Maneesh Godbole wrote:Don't cabs in NY have GPS?
Campbell Ritchie wrote:London cabbies are required to know streets. In order to get a licence, they must recite the names of all streets between St Pancras Station and the Theatre Royal Drury Lane or wherever. They spend about three years riding round Central London on Sundays on tiny motorbikes with clipboards learning the way round. The usual name for that procedure is, “doing the Knowledge”.
Campbell Ritchie wrote:Of course at 5.00pm the app on the dashboard will know which streets have the most traffic?
Campbell Ritchie wrote:How on earth do these people get licensed?
They do (both). And I am sure a few can be as dishonest with strangers to London as anybody else. The fares are calculated strictly by distance, in multiples of 352 yards (I think) (=⅕ mile). But the fares are so high that most cabbies can make a good living without any fiddling. And there is nothing rectilinear about London streets; I live in just about the only rectilinear town in England, it is as well there aren't such zones.

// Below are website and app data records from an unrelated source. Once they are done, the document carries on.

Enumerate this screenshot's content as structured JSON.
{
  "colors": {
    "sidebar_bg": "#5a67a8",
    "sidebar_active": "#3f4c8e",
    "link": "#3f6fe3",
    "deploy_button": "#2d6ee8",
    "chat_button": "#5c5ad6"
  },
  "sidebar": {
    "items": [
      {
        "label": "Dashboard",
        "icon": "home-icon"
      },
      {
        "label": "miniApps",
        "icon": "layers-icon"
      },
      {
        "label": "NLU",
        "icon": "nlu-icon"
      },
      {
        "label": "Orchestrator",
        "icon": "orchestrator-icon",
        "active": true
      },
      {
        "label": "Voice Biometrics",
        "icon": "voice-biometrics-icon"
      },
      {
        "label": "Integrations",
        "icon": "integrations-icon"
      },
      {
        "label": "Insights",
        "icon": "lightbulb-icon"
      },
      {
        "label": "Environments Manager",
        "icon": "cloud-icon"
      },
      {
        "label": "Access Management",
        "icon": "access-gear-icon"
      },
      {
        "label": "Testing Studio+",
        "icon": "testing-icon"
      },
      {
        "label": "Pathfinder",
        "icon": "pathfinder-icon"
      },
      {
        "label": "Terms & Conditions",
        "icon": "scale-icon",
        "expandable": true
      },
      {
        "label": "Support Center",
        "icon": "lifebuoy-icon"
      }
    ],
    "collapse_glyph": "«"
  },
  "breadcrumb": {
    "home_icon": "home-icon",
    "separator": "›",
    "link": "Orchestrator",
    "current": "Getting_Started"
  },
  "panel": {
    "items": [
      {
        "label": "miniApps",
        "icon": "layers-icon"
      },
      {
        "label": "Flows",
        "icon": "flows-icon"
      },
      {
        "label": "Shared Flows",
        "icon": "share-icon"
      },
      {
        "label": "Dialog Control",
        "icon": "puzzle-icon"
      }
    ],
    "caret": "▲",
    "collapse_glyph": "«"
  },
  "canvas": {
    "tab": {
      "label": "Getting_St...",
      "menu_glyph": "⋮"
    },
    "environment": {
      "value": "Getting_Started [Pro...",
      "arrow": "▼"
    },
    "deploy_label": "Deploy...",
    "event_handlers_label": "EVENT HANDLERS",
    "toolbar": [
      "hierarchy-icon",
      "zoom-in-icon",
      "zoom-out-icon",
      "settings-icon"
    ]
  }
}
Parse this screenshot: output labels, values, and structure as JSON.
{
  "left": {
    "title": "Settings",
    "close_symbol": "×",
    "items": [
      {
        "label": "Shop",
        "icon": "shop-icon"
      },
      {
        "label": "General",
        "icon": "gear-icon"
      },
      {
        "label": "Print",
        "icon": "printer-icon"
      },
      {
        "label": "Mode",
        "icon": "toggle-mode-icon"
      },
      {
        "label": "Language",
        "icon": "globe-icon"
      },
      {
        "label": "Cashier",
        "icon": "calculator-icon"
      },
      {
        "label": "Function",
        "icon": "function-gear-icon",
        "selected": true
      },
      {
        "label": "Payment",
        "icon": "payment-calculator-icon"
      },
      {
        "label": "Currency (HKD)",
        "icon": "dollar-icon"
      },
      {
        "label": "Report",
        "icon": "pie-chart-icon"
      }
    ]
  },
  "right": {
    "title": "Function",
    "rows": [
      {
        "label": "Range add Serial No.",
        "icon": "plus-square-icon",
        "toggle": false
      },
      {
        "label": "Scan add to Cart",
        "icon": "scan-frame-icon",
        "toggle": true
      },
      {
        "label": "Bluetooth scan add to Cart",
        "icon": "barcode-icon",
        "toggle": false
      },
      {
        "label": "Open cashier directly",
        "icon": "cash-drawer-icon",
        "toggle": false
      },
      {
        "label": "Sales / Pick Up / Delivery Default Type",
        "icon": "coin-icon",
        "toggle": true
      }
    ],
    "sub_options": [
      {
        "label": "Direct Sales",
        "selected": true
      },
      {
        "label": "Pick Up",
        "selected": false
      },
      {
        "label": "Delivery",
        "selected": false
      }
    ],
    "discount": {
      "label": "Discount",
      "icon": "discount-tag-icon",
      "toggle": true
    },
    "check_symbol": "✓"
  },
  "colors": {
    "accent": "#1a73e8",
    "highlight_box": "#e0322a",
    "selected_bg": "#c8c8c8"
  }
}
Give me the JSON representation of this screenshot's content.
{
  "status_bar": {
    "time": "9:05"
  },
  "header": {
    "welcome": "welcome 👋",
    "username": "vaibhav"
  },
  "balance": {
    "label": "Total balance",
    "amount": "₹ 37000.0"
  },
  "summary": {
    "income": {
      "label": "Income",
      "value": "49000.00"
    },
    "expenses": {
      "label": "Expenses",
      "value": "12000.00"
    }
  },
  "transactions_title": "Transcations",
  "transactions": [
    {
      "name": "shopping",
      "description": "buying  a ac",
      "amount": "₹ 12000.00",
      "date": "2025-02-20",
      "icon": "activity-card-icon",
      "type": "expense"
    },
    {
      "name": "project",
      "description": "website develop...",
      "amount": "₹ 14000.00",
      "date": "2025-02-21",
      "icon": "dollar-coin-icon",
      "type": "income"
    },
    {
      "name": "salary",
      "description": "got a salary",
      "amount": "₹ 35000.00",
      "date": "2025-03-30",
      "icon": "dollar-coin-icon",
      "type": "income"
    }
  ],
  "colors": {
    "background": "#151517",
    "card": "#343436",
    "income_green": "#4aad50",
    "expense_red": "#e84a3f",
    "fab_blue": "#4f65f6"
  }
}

There are however zones in London for other forms of public transport, and it can be less expensive to travel round the outside of London than across central London. It is not only motorists who have to avoid the congestion charge area
Henry Wong wrote:. . . I don't think comparing a NYC taxi to a London Black Cab really works. Yes, it may take years to learn all the London streets, and get licensed, but I will speculate that the majority of drivers own their cars. And that they can make a long career out of it. . . .